- Directions for this task
Determine how many lines in the listing below contain the word "icon", then state that number by itself.

---------- Available records ----------

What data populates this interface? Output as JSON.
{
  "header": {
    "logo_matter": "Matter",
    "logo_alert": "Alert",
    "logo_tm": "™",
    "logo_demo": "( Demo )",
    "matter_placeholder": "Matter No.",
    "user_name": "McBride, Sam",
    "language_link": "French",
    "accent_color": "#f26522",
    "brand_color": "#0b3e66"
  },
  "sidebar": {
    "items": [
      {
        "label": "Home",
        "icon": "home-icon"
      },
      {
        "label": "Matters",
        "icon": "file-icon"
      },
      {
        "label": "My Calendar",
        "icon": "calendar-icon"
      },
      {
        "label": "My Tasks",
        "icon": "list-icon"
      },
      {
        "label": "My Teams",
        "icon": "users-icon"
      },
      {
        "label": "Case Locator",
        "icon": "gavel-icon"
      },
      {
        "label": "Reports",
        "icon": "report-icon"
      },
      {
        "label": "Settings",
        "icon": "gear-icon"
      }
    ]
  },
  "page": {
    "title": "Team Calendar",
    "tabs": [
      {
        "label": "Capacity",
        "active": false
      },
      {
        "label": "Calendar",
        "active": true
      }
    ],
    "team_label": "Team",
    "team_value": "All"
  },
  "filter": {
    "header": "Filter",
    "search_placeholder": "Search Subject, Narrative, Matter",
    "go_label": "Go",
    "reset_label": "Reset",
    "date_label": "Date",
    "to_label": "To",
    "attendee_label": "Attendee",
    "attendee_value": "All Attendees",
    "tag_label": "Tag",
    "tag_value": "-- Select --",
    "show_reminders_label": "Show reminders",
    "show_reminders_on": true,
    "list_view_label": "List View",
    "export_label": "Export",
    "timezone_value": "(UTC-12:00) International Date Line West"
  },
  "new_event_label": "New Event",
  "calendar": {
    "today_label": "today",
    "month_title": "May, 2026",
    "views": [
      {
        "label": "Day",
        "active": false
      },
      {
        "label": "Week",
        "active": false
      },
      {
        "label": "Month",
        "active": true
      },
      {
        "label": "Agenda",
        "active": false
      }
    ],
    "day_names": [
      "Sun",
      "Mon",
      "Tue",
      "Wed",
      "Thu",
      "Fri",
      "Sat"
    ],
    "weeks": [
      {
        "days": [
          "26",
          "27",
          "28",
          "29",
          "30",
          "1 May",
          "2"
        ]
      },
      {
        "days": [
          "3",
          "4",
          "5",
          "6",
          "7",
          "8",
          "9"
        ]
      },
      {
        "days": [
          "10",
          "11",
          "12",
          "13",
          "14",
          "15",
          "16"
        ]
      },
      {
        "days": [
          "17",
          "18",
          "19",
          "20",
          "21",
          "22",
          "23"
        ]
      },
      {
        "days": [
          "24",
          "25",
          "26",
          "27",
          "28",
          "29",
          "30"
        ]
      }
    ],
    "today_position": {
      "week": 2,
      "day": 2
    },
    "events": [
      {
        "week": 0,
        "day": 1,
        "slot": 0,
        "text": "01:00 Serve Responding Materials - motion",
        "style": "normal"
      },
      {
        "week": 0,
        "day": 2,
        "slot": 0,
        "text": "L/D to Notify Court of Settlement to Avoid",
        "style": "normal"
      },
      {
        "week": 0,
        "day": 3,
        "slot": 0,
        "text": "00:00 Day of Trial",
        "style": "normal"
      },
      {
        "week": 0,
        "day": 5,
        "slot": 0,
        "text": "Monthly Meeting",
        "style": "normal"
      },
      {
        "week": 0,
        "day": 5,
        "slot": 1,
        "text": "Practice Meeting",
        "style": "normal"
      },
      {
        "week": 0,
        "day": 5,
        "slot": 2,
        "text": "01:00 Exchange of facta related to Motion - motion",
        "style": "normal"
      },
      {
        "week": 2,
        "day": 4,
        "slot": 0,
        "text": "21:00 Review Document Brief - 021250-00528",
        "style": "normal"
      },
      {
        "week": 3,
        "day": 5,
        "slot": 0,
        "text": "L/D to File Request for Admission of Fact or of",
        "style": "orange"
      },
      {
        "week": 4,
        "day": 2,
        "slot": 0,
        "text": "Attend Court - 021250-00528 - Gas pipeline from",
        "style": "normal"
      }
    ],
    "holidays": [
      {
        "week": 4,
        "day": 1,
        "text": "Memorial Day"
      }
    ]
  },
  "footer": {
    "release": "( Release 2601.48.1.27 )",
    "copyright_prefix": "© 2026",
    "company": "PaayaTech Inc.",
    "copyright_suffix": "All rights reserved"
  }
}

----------

- Answer space
8